Best practices for application developers require the inclusion of debugging code in applications that can be enabled to provide minute details of application state, variables and error conditions or exceptions. Debug output is typically logged for later analysis that can expose the cause of application crashes, memory leaks, performance degradation and security holes. Furthermore, since the events that cause a security or performance problem may be spaced over time, logs—along with the problem software—can help correlate and trace temporally separated errors to show how they contribute to a larger problem. Due to the performance overhead and amount of data produced, debug logs typically are enabled only when a problem can’t be identified via test or event logs.
Application debug logs provide a record of program behavior that is necessary to identify and fix software defects, security vulnerabilities or performance bottlenecks. While test logs record the output results of application usage, debug logs provide information about an application’s internal state, including the contents of variables, memory buffers and registers; a detailed record of API calls; and even a step-by-step trace through a particular module or subroutine.
When your Splunk deployment is ingesting custom application and debug data, you can use it to accomplish security and compliance, application delivery, and IT ops use cases.
Guidance for onboarding data can be found in the Spunk Documentation, Getting Data In (Splunk Enterprise) or Getting Data In (Splunk Cloud). The source types depend on the custom applications in use in your organization.
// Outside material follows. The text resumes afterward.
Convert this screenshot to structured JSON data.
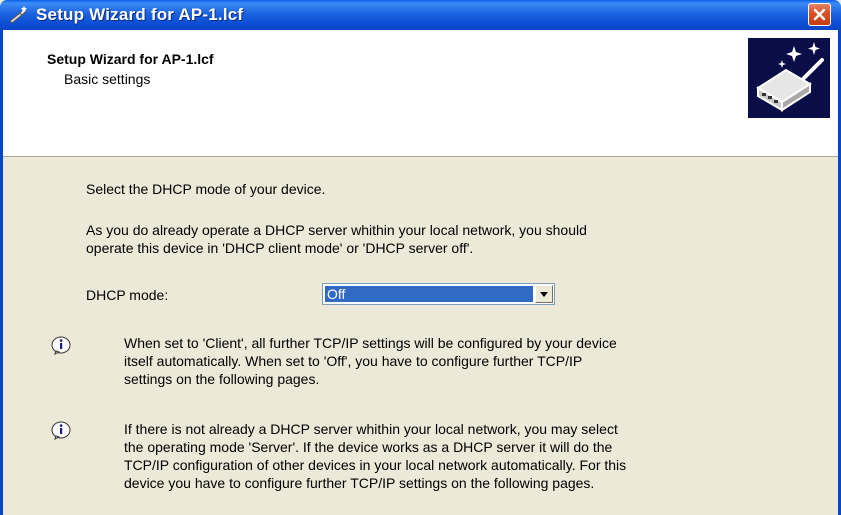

Looking for more information on data types? Download the Splunk Essential Guide to Machine Data.